» **What you are asked to do**: In the entries below, find the string "label" and return each line holding it.

[Extracted information]

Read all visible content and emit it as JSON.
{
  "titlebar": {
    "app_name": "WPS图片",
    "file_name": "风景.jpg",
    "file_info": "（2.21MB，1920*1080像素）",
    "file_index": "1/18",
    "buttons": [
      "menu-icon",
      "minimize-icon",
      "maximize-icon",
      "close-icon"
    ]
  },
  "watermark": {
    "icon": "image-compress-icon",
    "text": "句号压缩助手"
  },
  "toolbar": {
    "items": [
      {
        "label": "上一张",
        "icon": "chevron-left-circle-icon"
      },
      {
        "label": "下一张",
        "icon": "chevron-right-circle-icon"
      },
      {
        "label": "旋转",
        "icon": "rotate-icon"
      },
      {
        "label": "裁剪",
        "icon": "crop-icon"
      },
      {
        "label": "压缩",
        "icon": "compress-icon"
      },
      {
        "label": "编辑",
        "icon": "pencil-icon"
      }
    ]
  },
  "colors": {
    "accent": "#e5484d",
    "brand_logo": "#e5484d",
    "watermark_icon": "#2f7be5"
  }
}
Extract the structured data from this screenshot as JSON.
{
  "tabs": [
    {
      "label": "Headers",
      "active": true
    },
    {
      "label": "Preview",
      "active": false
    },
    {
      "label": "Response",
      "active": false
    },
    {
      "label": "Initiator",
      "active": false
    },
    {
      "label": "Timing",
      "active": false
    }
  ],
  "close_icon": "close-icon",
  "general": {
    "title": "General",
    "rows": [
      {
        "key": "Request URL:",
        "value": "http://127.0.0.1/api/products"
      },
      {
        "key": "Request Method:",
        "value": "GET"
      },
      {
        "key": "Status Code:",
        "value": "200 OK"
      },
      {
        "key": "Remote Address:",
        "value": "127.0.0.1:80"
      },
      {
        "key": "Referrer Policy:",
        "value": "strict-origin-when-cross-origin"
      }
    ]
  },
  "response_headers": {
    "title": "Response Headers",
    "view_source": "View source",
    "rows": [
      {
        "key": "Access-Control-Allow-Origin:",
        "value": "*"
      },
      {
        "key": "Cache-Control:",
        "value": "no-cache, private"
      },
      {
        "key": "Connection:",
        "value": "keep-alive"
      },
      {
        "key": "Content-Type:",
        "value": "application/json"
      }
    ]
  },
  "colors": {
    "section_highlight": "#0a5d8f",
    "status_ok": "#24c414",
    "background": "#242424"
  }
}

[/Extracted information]

» **Output**:
        "label": "上一张",
        "label": "下一张",
        "label": "旋转",
        "label": "裁剪",
        "label": "压缩",
        "label": "编辑",
      "label": "Headers",
      "label": "Preview",
      "label": "Response",
      "label": "Initiator",
      "label": "Timing",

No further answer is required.